In sum, although there is much to like about the Mata et al. (2017) paper, our key point is that the study does not present substantial evidence for the claim that incorrect responders cannot discriminate between conflict and no-conflict problems. Given the prior contradictory findings on the exact same task, we propose that caution is needed when drawing strong conclusions about incorrect responders' insensitivity to conflict on the basis of this study.
DF wrote the article. BB and WD analyzed the data. WD revised the article.
This research was supported by a research grant (DIAGNOR, ANR-16-CE28-0010-01) from the Agence National de la Recherche. Additionally, DF is supported by the Sorbonne Paris Cité International Grant (INSPIRE), and BB is supported by the École de Neurosciences Paris (ENP).
Conflict of Interest Statement
The authors declare that the research was conducted in the absence of any commercial or financial relationships that could be construed as a potential conflict of interest.

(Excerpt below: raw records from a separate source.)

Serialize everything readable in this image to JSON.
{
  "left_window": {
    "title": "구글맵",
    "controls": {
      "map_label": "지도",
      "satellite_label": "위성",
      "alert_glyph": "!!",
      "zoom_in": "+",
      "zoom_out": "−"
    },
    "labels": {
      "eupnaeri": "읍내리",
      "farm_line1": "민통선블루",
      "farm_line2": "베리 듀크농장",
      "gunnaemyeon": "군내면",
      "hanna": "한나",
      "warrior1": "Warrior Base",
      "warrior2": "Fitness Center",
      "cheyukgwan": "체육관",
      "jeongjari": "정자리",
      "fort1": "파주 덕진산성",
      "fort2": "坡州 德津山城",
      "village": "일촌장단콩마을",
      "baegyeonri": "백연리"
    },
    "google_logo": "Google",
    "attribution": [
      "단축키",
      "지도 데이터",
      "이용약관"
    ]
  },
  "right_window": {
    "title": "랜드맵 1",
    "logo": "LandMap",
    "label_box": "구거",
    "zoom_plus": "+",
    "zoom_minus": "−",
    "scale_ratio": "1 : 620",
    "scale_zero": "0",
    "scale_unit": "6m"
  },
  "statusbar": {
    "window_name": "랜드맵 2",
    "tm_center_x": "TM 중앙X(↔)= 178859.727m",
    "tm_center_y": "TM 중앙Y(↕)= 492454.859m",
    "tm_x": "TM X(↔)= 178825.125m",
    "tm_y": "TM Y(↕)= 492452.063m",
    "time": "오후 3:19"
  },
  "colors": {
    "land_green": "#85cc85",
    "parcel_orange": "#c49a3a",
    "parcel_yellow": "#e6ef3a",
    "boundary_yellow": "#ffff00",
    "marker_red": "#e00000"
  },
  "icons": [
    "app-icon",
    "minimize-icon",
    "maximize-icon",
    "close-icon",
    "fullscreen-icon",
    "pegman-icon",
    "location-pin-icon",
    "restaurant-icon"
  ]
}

We are grateful to the authors of the original article for sharing their data with us.
Ball, L. J., Phillips, P., Wade, C. N., and Quayle, J. D. (2006). Effects of belief and logic on syllogistic reasoning: eye-movement evidence for selective processing models. Exp. Psychol. 53, 77–86. doi: 10.1027/1618-318.104.22.168
Mata, A., Schubert, A.-L. B., and Ferreira, M. (2014). The role of language comprehension in reasoning: How “good-enough” representations induce biases. Cognition 133, 457–463. doi: 10.1016/j.cognition.2014.07.011
Mevel, K., Poirel, N., Rossi, S., Cassotti, M., Simon, G., Houdé, O., et al. (2015). Bias detection: response confidence evidence for conflict sensitivity in the ratio bias task. J. Cogn. Psychol. 27, 227–237. doi: 10.1080/20445911.2014.986487
Morey, R. D., Rouder, J. N., Verhagen, J., and Wagenmakers, E.-J. (2014). Why hypothesis tests are essential for psychological science a comment on Cumming (2014). Psychol. Sci. 25, 1289–1290. doi: 10.1177/0956797614525969
Keywords: intuition, reasoning, decision making, conflict detection, attention
Citation: Frey DP, Bago B and De Neys W (2017) Commentary: Seeing the conflict: an attentional account of reasoning errors. Front. Psychol. 8:1284. doi: 10.3389/fpsyg.2017.01284
Received: 17 May 2017; Accepted: 13 July 2017;
Published: 25 July 2017.
Edited by:Ulrich Hoffrage, University of Lausanne, Switzerland
Reviewed by:Edward J. N. Stupple, University of Derby, United Kingdom
Gordon Pennycook, Yale University, United States
Copyright © 2017 Frey, Bago and De Neys. This is an open-access article distributed under the terms of the Creative Commons Attribution License (CC BY). The use, distribution or reproduction in other forums is permitted, provided the original author(s) or licensor are credited and that the original publication in this journal is cited, in accordance with accepted academic practice. No use, distribution or reproduction is permitted which does not comply with these terms.
*Correspondence: Darren P. Frey, firstname.lastname@example.org